Rogers and some of his classmates went in to see Adel Ali, former head of the Math, Science, and Technology Department, to acquire information on getting an internship in software engineering.  Ali told them to get in contact with Mark Gill, a lecturer at the University of Minnesota Crookston.  Gill was working on programs for the boards and could use some student interns.  With that, he got Rogers and some of his classmates a summer internship.   "I do a lot of coding, planning designing, and troubleshooting to figure out problems," said Rogers.  When Rogers started his internship he wished to gain experience and insight on what future jobs would be like, which is what he got.

his internship has added numerous attributes to Rogers's education at UMC.  He stated that it has improved his coding skills and helped him get an insight of what the industry will be like.  "It has helped me gain more experience in areas I lacked and improve my skills in areas I was already strong in."  Rogers was able to apply what he learned in his class to his internship, which is a wonderful thing for a student.  It helps the student see that what they are learning is practical to their future.  His classes, such as Programming one and two and Requirement Analysis Quality Assurance Test, were all helpful to him.  He is currently working on an aerial view of Crookston, where he is adding shapes of buildings and different points to the Crookston map. 

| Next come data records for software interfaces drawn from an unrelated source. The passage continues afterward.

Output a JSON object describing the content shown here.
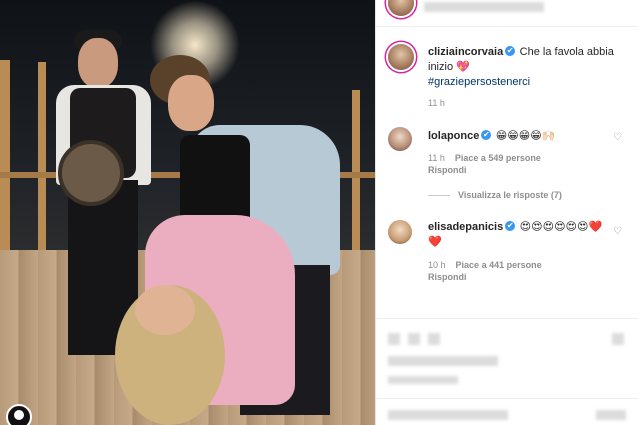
{
  "post": {
    "author": "cliziaincorvaia",
    "caption": "Che la favola abbia inizio 💖",
    "hashtag": "#graziepersostenerci",
    "time": "11 h"
  },
  "comments": [
    {
      "user": "lolaponce",
      "text": "😁😁😁😁🙌🏻",
      "time": "11 h",
      "likes": "Piace a 549 persone",
      "reply": "Rispondi",
      "view_replies": "Visualizza le risposte (7)"
    },
    {
      "user": "elisadepanicis",
      "text": "😍😍😍😍😍😍❤️ ❤️",
      "time": "10 h",
      "likes": "Piace a 441 persone",
      "reply": "Rispondi"
    }
  ],
  "icons": {
    "verified": "✔",
    "heart": "♡"
  },
  "colors": {
    "link": "#003569",
    "verified": "#3897f0",
    "story_ring": "#d6249f"
  }
}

Aside from the internship, Rogers is highly involved in activities and academics at the University of Minnesota Crookston.  He plays on the club hockey team, which he is the vice president for.  Also, he is completing an undergraduate research study with Mehdi Mekni, an assistant professor at the University of Minnesota Crookston.  When he leaves UMC, he will most likely go into the workforce but he is not sure yet.  Rogers is a wonderful student and the University is proud he chose to come here. 

For more information on software engineering or other majors at the U of M Crookston, visit www.umcrookston.edu/academics.

Today the University of Minnesota Crookston delivers 28 bachelor's degree programs, 20 minors, and 39 concentrations on campus--as well as 11 degrees online--in the areas of agriculture and natural resources; business; liberal arts and education; and math, science and technology.  With an enrollment of 1,800 undergraduates from 25 countries and 40 states, the Crookston campus offers a supportive, close-knit atmosphere that leads to a prestigious University of Minnesota degree.  "Small Campus. Big Degree."  To learn more, visit www.umcrookston.edu.

In the photos: James Rogers demonstrates one of the touch sensitive screens that is part of the UCLEAR lab. 

Contact: Mark Gill, lecturer, Math, Science, and Technology Department, 218-281-8258 (mgill@umn.edu); Elizabeth Tollefson, assistant director, communications, 218-281-8432 (ltollefs@umn.edu)